• [Exercise material]
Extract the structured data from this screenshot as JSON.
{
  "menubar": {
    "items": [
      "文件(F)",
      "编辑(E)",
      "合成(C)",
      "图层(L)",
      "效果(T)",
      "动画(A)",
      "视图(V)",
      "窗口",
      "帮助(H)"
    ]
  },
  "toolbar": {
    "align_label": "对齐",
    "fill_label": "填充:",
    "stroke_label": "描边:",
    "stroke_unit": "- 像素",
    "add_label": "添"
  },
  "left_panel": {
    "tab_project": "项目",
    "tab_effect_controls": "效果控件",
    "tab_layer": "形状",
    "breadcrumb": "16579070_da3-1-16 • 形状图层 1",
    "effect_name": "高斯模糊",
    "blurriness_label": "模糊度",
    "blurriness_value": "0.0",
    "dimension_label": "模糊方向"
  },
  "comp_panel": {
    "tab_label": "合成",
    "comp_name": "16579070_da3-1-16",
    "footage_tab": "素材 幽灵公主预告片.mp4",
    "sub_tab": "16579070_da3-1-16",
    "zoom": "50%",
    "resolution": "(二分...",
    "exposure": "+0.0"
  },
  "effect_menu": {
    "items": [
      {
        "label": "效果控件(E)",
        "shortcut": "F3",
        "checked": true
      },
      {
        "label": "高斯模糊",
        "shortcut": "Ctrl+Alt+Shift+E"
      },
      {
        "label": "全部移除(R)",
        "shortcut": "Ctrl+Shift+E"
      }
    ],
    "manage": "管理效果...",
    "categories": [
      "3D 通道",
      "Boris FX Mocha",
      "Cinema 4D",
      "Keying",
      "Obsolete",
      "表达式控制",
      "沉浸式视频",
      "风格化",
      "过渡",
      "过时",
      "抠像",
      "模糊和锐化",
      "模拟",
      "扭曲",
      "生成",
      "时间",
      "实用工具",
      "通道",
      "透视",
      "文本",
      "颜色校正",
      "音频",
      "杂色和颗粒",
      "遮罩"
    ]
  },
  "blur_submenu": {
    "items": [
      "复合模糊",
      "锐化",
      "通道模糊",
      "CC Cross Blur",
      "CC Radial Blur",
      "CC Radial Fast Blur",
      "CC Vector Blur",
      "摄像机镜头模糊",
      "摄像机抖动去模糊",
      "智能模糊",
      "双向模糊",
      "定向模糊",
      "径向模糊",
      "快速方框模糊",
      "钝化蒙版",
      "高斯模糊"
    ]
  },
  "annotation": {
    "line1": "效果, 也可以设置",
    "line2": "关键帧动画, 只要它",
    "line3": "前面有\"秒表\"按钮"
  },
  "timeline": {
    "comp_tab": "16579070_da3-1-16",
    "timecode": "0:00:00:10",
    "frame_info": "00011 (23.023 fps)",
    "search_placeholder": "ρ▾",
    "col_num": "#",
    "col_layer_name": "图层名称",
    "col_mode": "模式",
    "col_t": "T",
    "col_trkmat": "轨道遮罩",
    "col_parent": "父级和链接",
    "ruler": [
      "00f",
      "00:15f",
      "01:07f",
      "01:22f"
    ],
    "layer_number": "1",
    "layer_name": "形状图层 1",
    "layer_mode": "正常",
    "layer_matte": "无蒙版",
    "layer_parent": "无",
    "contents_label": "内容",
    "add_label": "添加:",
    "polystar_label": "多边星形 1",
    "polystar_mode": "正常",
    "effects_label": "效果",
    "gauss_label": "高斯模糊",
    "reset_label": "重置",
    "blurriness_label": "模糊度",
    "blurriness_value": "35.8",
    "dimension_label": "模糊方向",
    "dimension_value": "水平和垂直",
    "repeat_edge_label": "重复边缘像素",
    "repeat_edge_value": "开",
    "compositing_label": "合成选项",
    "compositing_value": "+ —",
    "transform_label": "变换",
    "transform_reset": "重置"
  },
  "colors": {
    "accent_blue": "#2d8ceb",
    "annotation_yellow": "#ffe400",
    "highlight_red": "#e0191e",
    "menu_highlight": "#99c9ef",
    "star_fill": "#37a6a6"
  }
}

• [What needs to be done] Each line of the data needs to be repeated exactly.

• [Final answer]
Extract the structured data from this screenshot as JSON.
{
  "menubar": {
    "items": [
      "文件(F)",
      "编辑(E)",
      "合成(C)",
      "图层(L)",
      "效果(T)",
      "动画(A)",
      "视图(V)",
      "窗口",
      "帮助(H)"
    ]
  },
  "toolbar": {
    "align_label": "对齐",
    "fill_label": "填充:",
    "stroke_label": "描边:",
    "stroke_unit": "- 像素",
    "add_label": "添"
  },
  "left_panel": {
    "tab_project": "项目",
    "tab_effect_controls": "效果控件",
    "tab_layer": "形状",
    "breadcrumb": "16579070_da3-1-16 • 形状图层 1",
    "effect_name": "高斯模糊",
    "blurriness_label": "模糊度",
    "blurriness_value": "0.0",
    "dimension_label": "模糊方向"
  },
  "comp_panel": {
    "tab_label": "合成",
    "comp_name": "16579070_da3-1-16",
    "footage_tab": "素材 幽灵公主预告片.mp4",
    "sub_tab": "16579070_da3-1-16",
    "zoom": "50%",
    "resolution": "(二分...",
    "exposure": "+0.0"
  },
  "effect_menu": {
    "items": [
      {
        "label": "效果控件(E)",
        "shortcut": "F3",
        "checked": true
      },
      {
        "label": "高斯模糊",
        "shortcut": "Ctrl+Alt+Shift+E"
      },
      {
        "label": "全部移除(R)",
        "shortcut": "Ctrl+Shift+E"
      }
    ],
    "manage": "管理效果...",
    "categories": [
      "3D 通道",
      "Boris FX Mocha",
      "Cinema 4D",
      "Keying",
      "Obsolete",
      "表达式控制",
      "沉浸式视频",
      "风格化",
      "过渡",
      "过时",
      "抠像",
      "模糊和锐化",
      "模拟",
      "扭曲",
      "生成",
      "时间",
      "实用工具",
      "通道",
      "透视",
      "文本",
      "颜色校正",
      "音频",
      "杂色和颗粒",
      "遮罩"
    ]
  },
  "blur_submenu": {
    "items": [
      "复合模糊",
      "锐化",
      "通道模糊",
      "CC Cross Blur",
      "CC Radial Blur",
      "CC Radial Fast Blur",
      "CC Vector Blur",
      "摄像机镜头模糊",
      "摄像机抖动去模糊",
      "智能模糊",
      "双向模糊",
      "定向模糊",
      "径向模糊",
      "快速方框模糊",
      "钝化蒙版",
      "高斯模糊"
    ]
  },
  "annotation": {
    "line1": "效果, 也可以设置",
    "line2": "关键帧动画, 只要它",
    "line3": "前面有\"秒表\"按钮"
  },
  "timeline": {
    "comp_tab": "16579070_da3-1-16",
    "timecode": "0:00:00:10",
    "frame_info": "00011 (23.023 fps)",
    "search_placeholder": "ρ▾",
    "col_num": "#",
    "col_layer_name": "图层名称",
    "col_mode": "模式",
    "col_t": "T",
    "col_trkmat": "轨道遮罩",
    "col_parent": "父级和链接",
    "ruler": [
      "00f",
      "00:15f",
      "01:07f",
      "01:22f"
    ],
    "layer_number": "1",
    "layer_name": "形状图层 1",
    "layer_mode": "正常",
    "layer_matte": "无蒙版",
    "layer_parent": "无",
    "contents_label": "内容",
    "add_label": "添加:",
    "polystar_label": "多边星形 1",
    "polystar_mode": "正常",
    "effects_label": "效果",
    "gauss_label": "高斯模糊",
    "reset_label": "重置",
    "blurriness_label": "模糊度",
    "blurriness_value": "35.8",
    "dimension_label": "模糊方向",
    "dimension_value": "水平和垂直",
    "repeat_edge_label": "重复边缘像素",
    "repeat_edge_value": "开",
    "compositing_label": "合成选项",
    "compositing_value": "+ —",
    "transform_label": "变换",
    "transform_reset": "重置"
  },
  "colors": {
    "accent_blue": "#2d8ceb",
    "annotation_yellow": "#ffe400",
    "highlight_red": "#e0191e",
    "menu_highlight": "#99c9ef",
    "star_fill": "#37a6a6"
  }
}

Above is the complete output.